Satan's attention will always be drawn to the filth in the lives of the people of God, as individuals and as the church. Satan will always accuse and will always publicize, privately and publicly, the filth. It's all he can see. The Lord and His angels will see the covering.
The odd thing here is that, though Satan is the father of lies, in this case he was not lying - Joshua was filthy and worthy of the accusation. Yet God did not let the accusations stand, He removed them and covered them. This is a wonderful picture of the atoning work of Christ.
It's a wonderful insight into the way we view the church and our fellow believers. Do we see our churches and fellow believers with the eyes of Satan or with the eyes of God.
What is the most apparent thing when you look at me - are my disease, compromised productivity for the kingdom of God and failure to live up to my potential as a Christian and a pastor the things that are most apparent? Or, is there something I have done in my life which you might consider good? To see those things are to see me with the eyes of Satan.

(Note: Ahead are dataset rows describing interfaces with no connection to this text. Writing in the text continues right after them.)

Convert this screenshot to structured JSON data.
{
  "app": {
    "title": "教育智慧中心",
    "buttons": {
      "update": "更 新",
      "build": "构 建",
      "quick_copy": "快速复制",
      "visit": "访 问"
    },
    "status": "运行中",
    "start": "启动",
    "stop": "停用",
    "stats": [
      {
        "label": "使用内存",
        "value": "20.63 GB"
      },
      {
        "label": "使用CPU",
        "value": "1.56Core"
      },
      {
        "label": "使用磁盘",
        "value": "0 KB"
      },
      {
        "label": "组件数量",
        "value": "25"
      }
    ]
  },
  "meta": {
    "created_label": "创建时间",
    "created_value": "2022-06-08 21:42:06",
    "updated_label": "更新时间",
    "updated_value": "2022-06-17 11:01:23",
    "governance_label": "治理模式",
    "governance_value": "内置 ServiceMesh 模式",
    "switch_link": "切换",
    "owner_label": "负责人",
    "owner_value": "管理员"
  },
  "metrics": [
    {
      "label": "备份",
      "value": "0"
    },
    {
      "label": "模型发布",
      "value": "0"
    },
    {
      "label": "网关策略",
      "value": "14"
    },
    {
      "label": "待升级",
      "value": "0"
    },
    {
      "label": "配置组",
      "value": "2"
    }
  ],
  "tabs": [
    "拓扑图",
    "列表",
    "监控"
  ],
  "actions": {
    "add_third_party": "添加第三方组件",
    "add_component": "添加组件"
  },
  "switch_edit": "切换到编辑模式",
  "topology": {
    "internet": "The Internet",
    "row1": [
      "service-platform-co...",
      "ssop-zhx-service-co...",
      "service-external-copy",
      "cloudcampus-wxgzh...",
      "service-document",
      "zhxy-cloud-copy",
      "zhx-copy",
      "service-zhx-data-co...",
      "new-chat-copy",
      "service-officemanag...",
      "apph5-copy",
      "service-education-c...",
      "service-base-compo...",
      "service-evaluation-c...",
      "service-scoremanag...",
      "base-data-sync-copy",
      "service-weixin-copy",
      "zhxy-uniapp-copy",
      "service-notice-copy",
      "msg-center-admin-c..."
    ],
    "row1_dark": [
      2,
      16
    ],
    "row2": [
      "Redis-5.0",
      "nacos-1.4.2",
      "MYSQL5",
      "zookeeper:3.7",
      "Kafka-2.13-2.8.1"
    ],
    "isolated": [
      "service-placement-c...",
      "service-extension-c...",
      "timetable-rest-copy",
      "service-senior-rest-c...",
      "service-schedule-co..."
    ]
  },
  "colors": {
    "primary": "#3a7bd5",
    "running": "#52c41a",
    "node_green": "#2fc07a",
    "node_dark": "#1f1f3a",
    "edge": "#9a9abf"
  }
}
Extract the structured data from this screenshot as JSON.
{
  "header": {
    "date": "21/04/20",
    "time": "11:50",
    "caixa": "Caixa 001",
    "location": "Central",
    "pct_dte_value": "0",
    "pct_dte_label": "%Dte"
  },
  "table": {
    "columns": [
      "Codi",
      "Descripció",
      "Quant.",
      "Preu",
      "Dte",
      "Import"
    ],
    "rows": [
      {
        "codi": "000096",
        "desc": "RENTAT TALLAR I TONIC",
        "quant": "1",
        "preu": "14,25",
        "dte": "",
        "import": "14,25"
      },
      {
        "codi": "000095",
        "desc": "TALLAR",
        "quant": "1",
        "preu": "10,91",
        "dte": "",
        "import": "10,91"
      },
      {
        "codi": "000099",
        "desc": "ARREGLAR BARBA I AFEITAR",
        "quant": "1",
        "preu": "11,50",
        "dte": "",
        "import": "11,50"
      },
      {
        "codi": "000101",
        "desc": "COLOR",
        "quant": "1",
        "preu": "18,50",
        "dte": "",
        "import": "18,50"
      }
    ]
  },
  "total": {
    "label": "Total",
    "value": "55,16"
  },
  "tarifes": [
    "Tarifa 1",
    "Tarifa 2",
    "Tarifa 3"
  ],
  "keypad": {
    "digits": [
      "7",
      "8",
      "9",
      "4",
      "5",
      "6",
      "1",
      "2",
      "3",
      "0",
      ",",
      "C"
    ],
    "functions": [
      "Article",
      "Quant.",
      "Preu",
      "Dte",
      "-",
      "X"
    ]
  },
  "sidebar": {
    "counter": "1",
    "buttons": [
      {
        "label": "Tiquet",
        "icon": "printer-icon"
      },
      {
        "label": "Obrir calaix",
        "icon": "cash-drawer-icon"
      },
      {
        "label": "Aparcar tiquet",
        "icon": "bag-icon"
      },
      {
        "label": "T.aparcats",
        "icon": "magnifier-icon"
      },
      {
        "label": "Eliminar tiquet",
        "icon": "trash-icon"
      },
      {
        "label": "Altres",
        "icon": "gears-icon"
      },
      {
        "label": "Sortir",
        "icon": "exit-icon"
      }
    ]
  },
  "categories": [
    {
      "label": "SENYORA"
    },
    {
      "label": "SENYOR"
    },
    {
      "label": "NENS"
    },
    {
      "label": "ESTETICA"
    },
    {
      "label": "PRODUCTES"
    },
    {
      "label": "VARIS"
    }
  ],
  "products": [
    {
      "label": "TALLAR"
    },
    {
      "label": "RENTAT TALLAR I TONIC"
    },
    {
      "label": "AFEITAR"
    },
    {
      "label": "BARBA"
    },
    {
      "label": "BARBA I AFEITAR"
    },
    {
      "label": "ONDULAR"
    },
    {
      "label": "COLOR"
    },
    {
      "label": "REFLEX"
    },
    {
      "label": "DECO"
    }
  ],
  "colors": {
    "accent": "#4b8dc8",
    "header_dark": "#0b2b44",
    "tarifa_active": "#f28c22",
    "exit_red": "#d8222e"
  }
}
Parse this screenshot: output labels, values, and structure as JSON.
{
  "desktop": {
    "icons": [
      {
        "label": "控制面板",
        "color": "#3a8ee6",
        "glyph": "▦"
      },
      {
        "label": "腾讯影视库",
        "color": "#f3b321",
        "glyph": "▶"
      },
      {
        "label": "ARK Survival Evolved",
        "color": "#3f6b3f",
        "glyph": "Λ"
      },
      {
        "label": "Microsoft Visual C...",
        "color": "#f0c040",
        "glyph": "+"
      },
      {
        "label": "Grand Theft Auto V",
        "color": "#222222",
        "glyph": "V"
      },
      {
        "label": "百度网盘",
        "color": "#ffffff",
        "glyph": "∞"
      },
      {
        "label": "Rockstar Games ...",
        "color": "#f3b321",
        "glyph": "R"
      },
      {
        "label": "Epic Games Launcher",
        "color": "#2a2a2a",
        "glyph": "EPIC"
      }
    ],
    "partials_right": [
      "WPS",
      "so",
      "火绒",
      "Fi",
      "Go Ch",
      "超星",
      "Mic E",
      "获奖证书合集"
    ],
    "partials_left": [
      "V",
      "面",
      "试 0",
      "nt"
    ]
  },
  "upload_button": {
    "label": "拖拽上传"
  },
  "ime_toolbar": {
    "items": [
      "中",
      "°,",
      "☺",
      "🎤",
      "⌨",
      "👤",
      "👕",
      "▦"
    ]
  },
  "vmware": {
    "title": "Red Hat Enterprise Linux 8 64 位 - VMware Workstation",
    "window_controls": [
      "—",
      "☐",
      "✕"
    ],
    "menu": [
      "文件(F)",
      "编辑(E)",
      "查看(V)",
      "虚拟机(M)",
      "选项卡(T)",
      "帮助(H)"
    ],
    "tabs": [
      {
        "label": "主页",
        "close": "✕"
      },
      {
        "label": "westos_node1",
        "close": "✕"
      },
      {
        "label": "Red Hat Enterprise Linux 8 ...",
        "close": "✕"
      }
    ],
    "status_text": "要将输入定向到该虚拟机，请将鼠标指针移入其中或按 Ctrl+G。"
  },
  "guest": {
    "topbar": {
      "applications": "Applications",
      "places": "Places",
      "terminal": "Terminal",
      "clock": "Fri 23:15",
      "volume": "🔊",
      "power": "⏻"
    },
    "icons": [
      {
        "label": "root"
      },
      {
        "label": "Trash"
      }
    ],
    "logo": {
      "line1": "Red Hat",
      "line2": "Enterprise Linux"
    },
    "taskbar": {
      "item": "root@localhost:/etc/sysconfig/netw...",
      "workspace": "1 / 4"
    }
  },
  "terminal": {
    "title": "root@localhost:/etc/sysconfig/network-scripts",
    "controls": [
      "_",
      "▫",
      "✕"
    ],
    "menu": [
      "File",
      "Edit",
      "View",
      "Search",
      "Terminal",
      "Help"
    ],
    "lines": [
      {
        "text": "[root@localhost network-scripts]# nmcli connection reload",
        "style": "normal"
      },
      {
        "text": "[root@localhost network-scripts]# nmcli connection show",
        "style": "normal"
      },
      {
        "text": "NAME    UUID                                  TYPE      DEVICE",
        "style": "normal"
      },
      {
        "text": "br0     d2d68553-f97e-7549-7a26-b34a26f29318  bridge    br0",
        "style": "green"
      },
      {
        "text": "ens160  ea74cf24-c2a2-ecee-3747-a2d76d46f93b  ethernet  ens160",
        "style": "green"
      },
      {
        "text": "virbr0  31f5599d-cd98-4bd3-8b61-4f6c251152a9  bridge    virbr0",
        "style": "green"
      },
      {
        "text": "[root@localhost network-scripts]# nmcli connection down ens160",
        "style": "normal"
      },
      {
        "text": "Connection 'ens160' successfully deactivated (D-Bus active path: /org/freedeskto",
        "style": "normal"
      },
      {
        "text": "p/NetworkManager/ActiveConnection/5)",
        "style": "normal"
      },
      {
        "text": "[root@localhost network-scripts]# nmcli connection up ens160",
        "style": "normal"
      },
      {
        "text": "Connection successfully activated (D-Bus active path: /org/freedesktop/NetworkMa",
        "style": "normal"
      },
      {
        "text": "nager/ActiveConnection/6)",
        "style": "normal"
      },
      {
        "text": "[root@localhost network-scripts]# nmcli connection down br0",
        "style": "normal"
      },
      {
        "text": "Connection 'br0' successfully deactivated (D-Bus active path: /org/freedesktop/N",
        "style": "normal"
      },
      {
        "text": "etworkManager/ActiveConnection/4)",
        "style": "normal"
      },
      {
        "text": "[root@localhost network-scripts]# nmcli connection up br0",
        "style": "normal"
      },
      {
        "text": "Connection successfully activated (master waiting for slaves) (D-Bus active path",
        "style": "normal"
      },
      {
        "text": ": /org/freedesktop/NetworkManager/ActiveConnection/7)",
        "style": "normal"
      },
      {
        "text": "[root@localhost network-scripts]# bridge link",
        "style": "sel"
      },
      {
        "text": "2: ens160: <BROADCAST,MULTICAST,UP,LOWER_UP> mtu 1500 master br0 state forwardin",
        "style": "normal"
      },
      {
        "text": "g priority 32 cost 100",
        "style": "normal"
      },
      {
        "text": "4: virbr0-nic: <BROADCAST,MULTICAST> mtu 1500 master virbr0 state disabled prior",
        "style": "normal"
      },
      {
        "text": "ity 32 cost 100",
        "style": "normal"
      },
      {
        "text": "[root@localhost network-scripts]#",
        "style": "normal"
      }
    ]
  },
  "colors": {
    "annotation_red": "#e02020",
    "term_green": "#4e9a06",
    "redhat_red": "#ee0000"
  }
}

But the eyes of God see how Christ has given grace for my weakness, accomplishment by His work on the cross for my failures in service and forgiveness for my sins.
What is most apparent when you look at your church - is it the church's failure to be what Christ has called that church to be? Conversely, are you proud of all that your church has accomplished for Christ? To be disappointed with your church's failures or to be proud of it's accomplishments for the Kingdom are both evidences of seeing with the eyes of Satan. To see your church with the eyes of God is to see a community of people who are marked by atonement, not accomplishment, and to rejoice for and with them that they are always recipients of the forgivenss of Christ.
What is most apparent when you look at yourself? And here I am speaking to Christians in particular. Do you mostly see your filthy garments and do you spend your life trying to wash yourself clean? Or, are you driven by a feeling that there is something you must do for God or be for God? When you look at your life do you see nothing but failure in being who God has called you to be? Or, when you look at your life do you see someone who has offered and performed some valuable services to God and His kingdom. All of this is to see yourself through the eyes of Satan. Hopefully you see yourself as a sinner and can see the filthy garments on yourself. If you don't see that then Satan has blinded you. But do you see yourself as a sinner in need of atonement, or covering from Christ, or do you see yourself as a sinner in need of self-improvement, who needs to be a better Christian. To see yourself as a sinner in need of atonement at all times is to see yourself with the eyes of Christ, to see yourself as someone who needs to improve or get better is to see yourself with the eyes of Satan. And by the way, if you see yourself as a sinner always in need of atonement, can you see that the atonement is always there, the blood of Christ is always covering your sin and failure?
In short, is Christ and His work at the forefront of your attention in this world or is your performance and the performance of others at the forefront of your attention. To see the first is to see the world through the eyes of God, to see the latter is to see with the eyes of Satan.